    Henry Castaigne
    @HenryCastaigne

    Randy Weivoda (View Comment):

    Jerry Giordano (Arizona Patrio… (View Comment):
    I do not agree, at least based on my admittedly limited knowledge of her other views. As I understand it, she is an atheist, and a pretty radical feminist, and seems to be pretty strongly in the pro-homosexuality camp.

    Well she is married to a man, so she doesn’t seem to be opposed to heterosexuality. I have only read one of Ayaan’s books and listened to a handful of her podcasts, so if she is a radical feminist I haven’t come across those sentiments. But maybe you and I have different opinions of what “radical” means.

    Jerry Giordano (Arizona Patrio… (View Comment):
    However, I generally find her views to be a greater danger to the United States than the views of Muslims, though I consider both to be incompatible with the type of traditional American society that I favor.

    A lot of us are incompatible with the society that you favor. I’m sure I’m a worse person than Ayaan Hirsi Ali is.

    I assume that all of you are worse than Ayaan Hirsi Ali with the exception of Sawadeetka and Dr. Bastiat on a good day ;) In all seriousness, Ayaan Hirsi Ali lets Christians be Christian in a classically liberal sense. 

    So Jerry, how do you manage a society filled with conservatives like yourself and Luciferian transhumanists such as I? The only way I can figure is to leave such matters up to the individual, the community or the local government. 

    You may not like homosexuality but do you really think you can arrange a society where you can police people in their bedroom?

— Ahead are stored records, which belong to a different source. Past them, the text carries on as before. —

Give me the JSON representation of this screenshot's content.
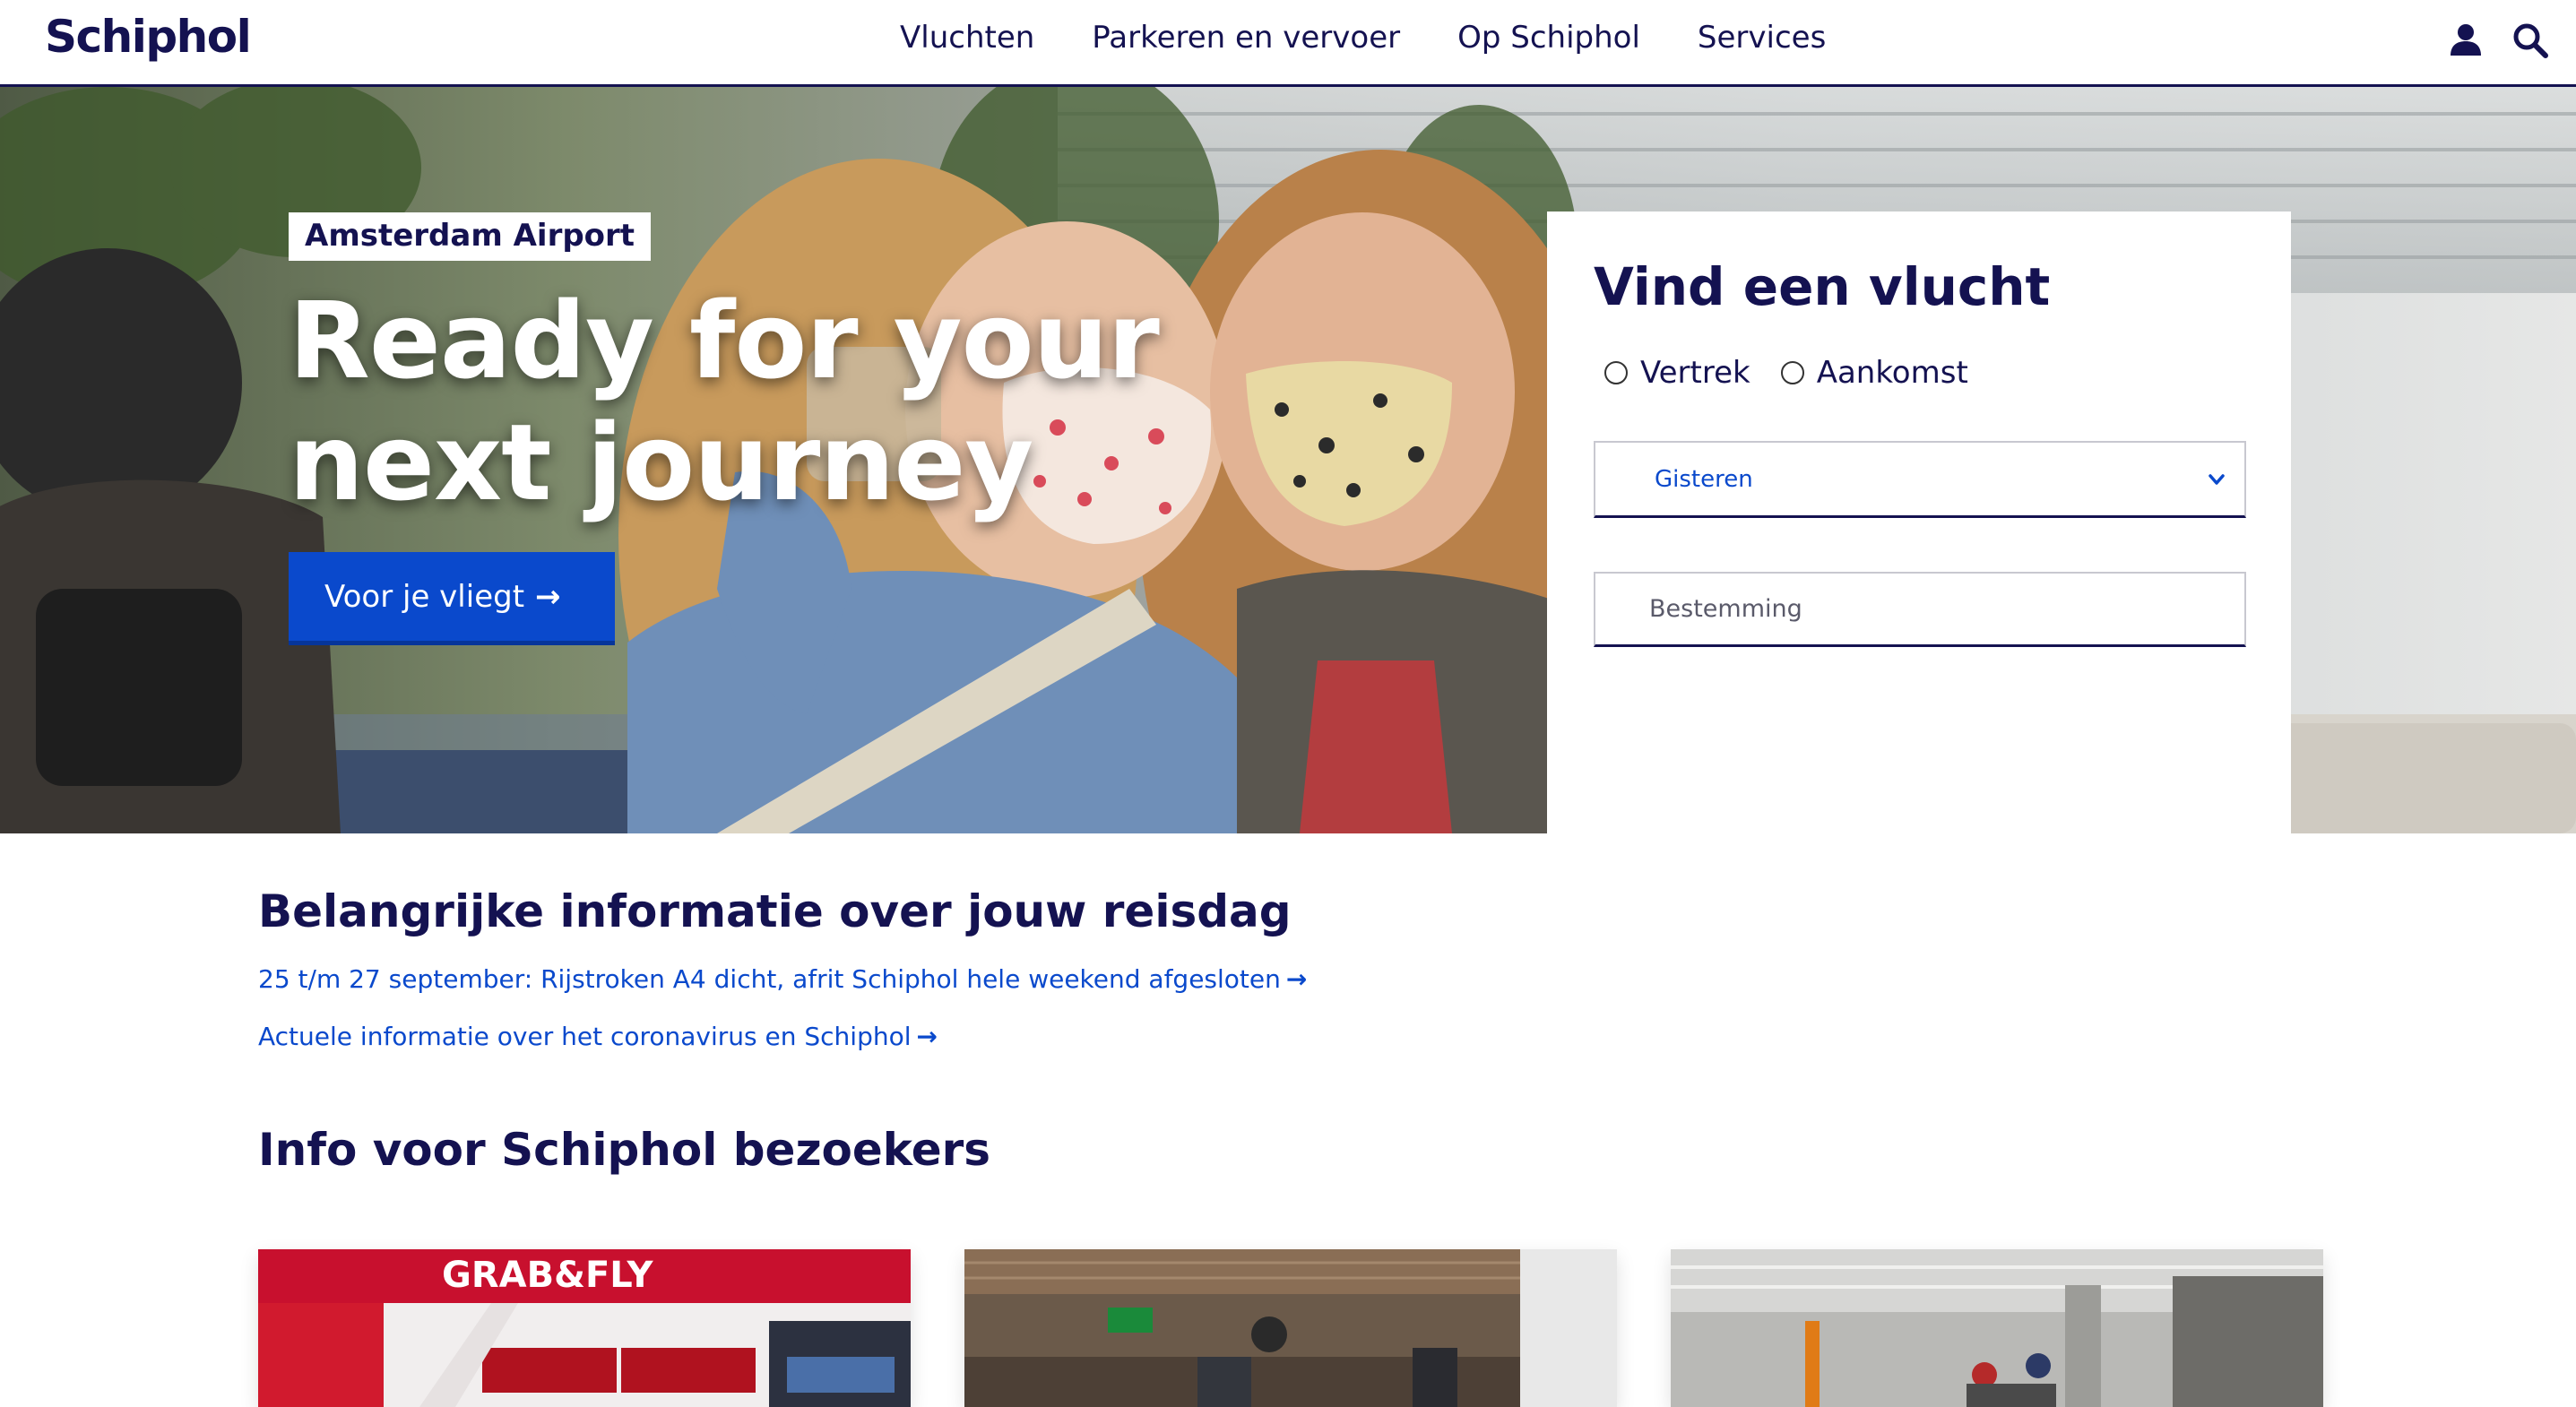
{
  "header": {
    "logo": "Schiphol",
    "nav": [
      "Vluchten",
      "Parkeren en vervoer",
      "Op Schiphol",
      "Services"
    ],
    "icons": [
      "user-icon",
      "search-icon"
    ]
  },
  "hero": {
    "tag": "Amsterdam Airport",
    "title": "Ready for your next journey",
    "button_label": "Voor je vliegt"
  },
  "flight_search": {
    "title": "Vind een vlucht",
    "radio_departure": "Vertrek",
    "radio_arrival": "Aankomst",
    "date_select_value": "Gisteren",
    "destination_placeholder": "Bestemming"
  },
  "info": {
    "title": "Belangrijke informatie over jouw reisdag",
    "links": [
      "25 t/m 27 september: Rijstroken A4 dicht, afrit Schiphol hele weekend afgesloten",
      "Actuele informatie over het coronavirus en Schiphol"
    ]
  },
  "visitors": {
    "title": "Info voor Schiphol bezoekers",
    "card1_sign": "GRAB&FLY"
  },
  "colors": {
    "navy": "#141251",
    "blue": "#0a49cc",
    "white": "#ffffff"
  }
}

It might be a good idea to discourage bad sexual ideas but I worry if the Federal Government is interested in my junk. 

    • #11